The upper molars were extruded and also migrated mesially, resulting in a Class I dental occlusion. The upper incisors were protruded, and the open bite was closed. The final profile reflected a retrusion of the lower lip and protrusion of the upper lip. As in Case 1, the occlusal plane suffered a counterclockwise rotation. Clinical experience with the device has demonstrated skeletal and dental changes, alterations of the occlusal plane and the intermaxillary relationship, and improvement of soft-tissue prognathic conditions.
Skeletally, the appliance fosters a functional repositioning of the condyle in the temporomandibular complex. After mounting the upper and lower casts remove the construction bite and fabricate an inverted labial bow [Figure - 2] and Adams clasp with 0. Further, stabilize the inverted labial bow by using wax and construct the acrylic plate as the Hawleys appliance [Figure - 2].
Diagnosis and Treatment of Pseudo-Class III Malocclusion
Modified Hawleys appliance was constructed with inverted labial bow. The appliance was delivered with instruction to use it at night for a week and return for follow-up [Figure - 3]. After a week, the patient was comfortable and functional shift of mandible occurred in the edge-to-edge incisor relation while closing [Figure - 4]. The patient then was asked to use the appliance continuously, except while eating and report after three weeks.
With regard to continuous use of appliance for one month, the patient was able to comfortably close the mandible in centric occlusion with positive overbite. Also, there was almost intercuspation in posterior occlusion, with normal lip relation and profile [Figure - 5]. The appliance was discontinued after two months when normal occlusion was achieved in centric occlusal relation without the appliance and the patient was advised to use the appliance only at night as a retainer for six months.
Other alternative therapies that may correct skeletal problems in young patients have been shown to be effective, with significant changes in the craniofacial complex, including the use of protraction headgear, chincap, and Frankel III.

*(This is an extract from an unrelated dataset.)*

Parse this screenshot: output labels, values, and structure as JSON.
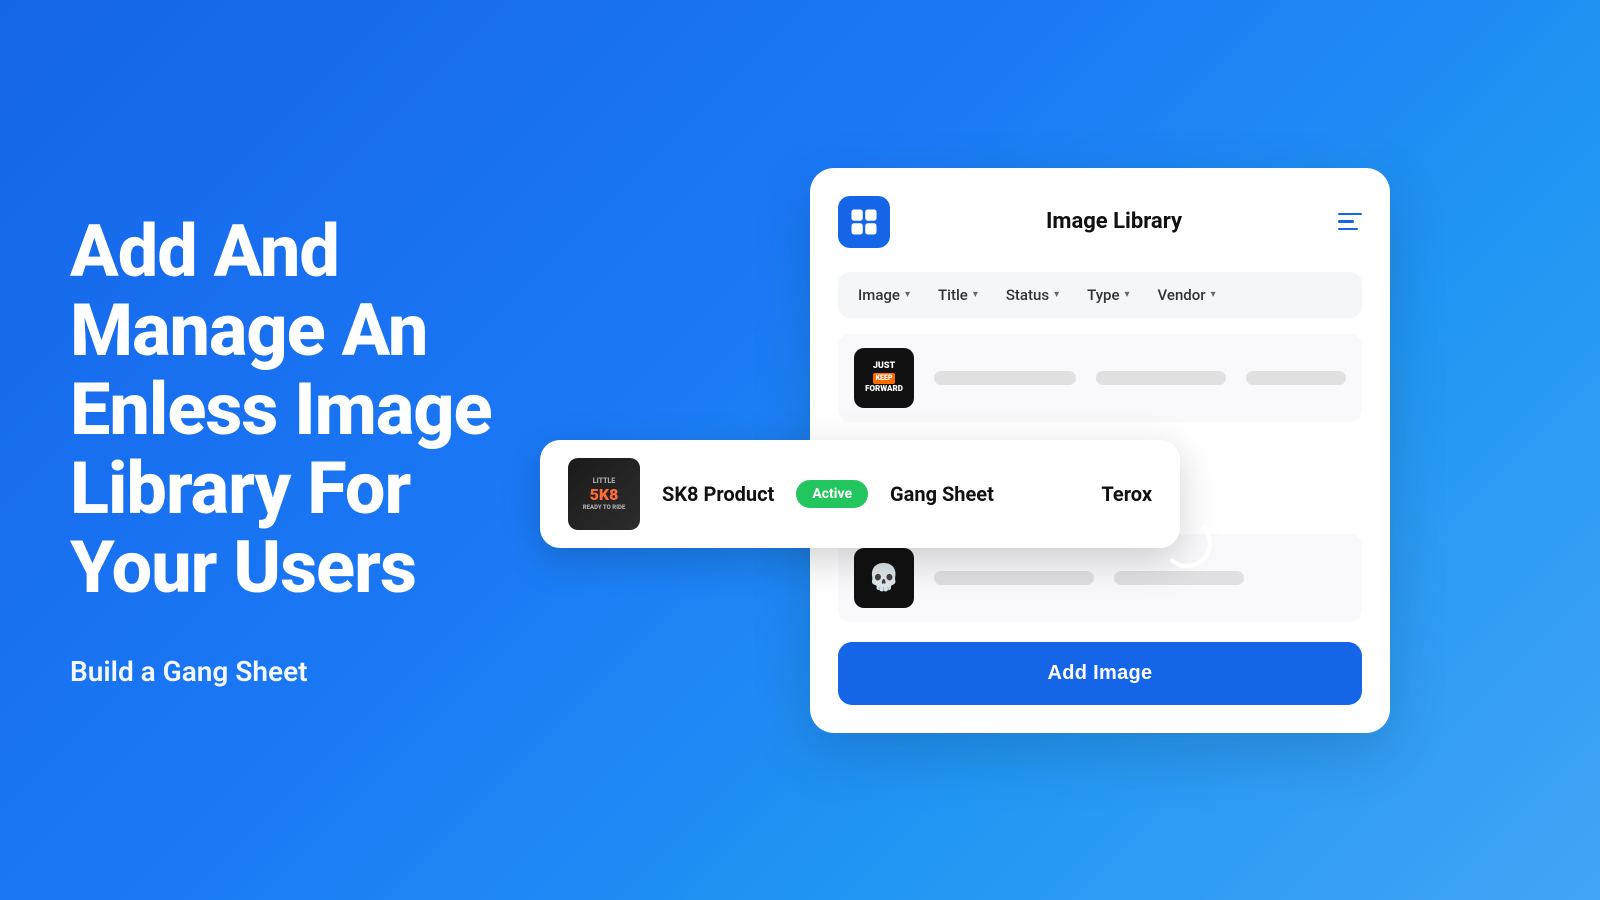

The therapeutic use of a modified Hawleys appliance with inverted labial bow is suggested in this case report with anterior crossbite in mixed dentition as the simplest way of managing anterior crossbite as compared to other conventional appliances mentioned in the literature.